                                       Image result for dr. william leslie missionary
                                                             Yansi church in Congo

If there is one thing we learn from Dr. Leslie’s legacy it is what Paul wrote in 1 Cor. 3:6-8, “I planted, Apollos watered, but God gave the increase. So then neither he who plants is anything, nor he who waters, but God who gives the increase. Now he who plants and he who waters are one, and each one will receive his own reward according to his own labor.” God has called us each to specific tasks in the harvest of souls. Some of us are planters, some are waterers and some are harvesters, and our job description may change from day to day. A planter may not see the seed he buries in the ground come to fruition, it may be harvested by another.

Just so, we may not see the rewards of our Kingdom labors in time, but only in eternity. Dr. Leslie may have not been “successful” in man’s eyes, but clearly he used his life to plant seeds that would grow after his time. In the same way, let’s labor for eternal rewards, knowing that our God will not forget even the smallest deed done in His name (Mark 9:41). -DM  

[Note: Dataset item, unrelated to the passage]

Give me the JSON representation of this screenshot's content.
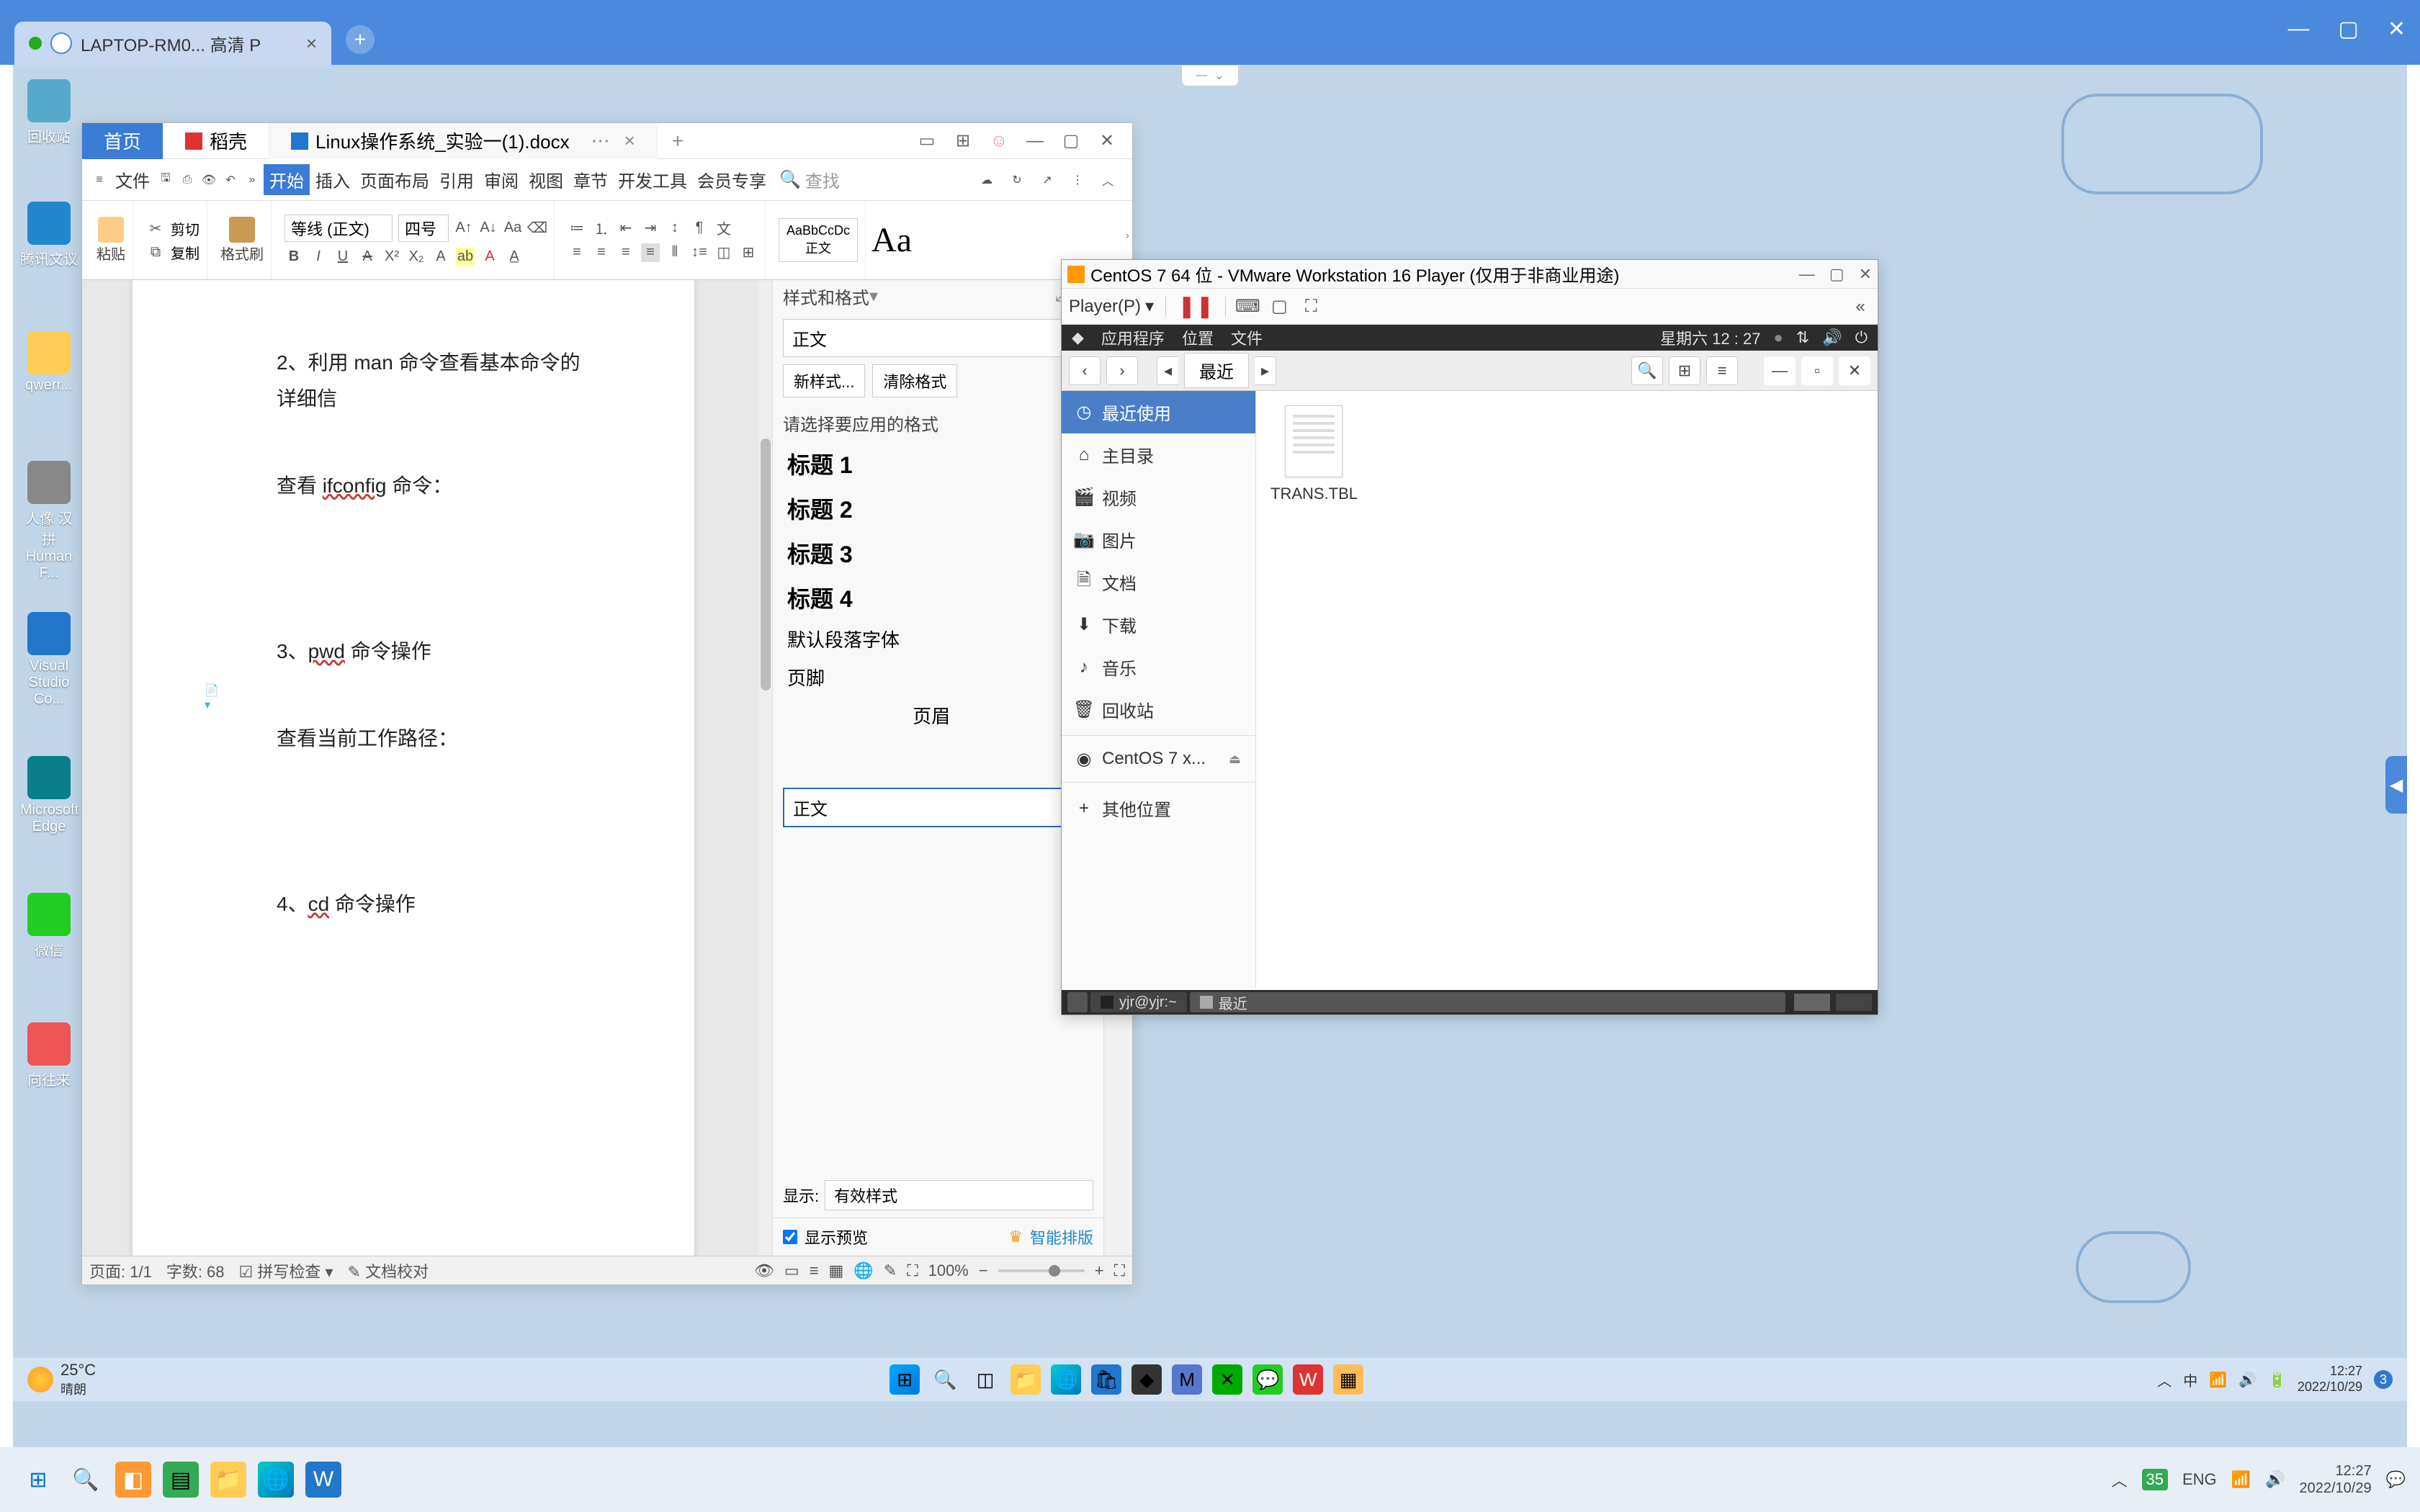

[1] Mark Ellis, “Missionary died thinking he was a failure; 84 years later thriving churches found hidden in the jungle,” God Reports, 19 May 2014 <http://blog.godreports.com/2014/05/missionary-died-thinking-he-was-a-failure-84-years-later-thriving-churches-found-hidden-in-the-jungle/>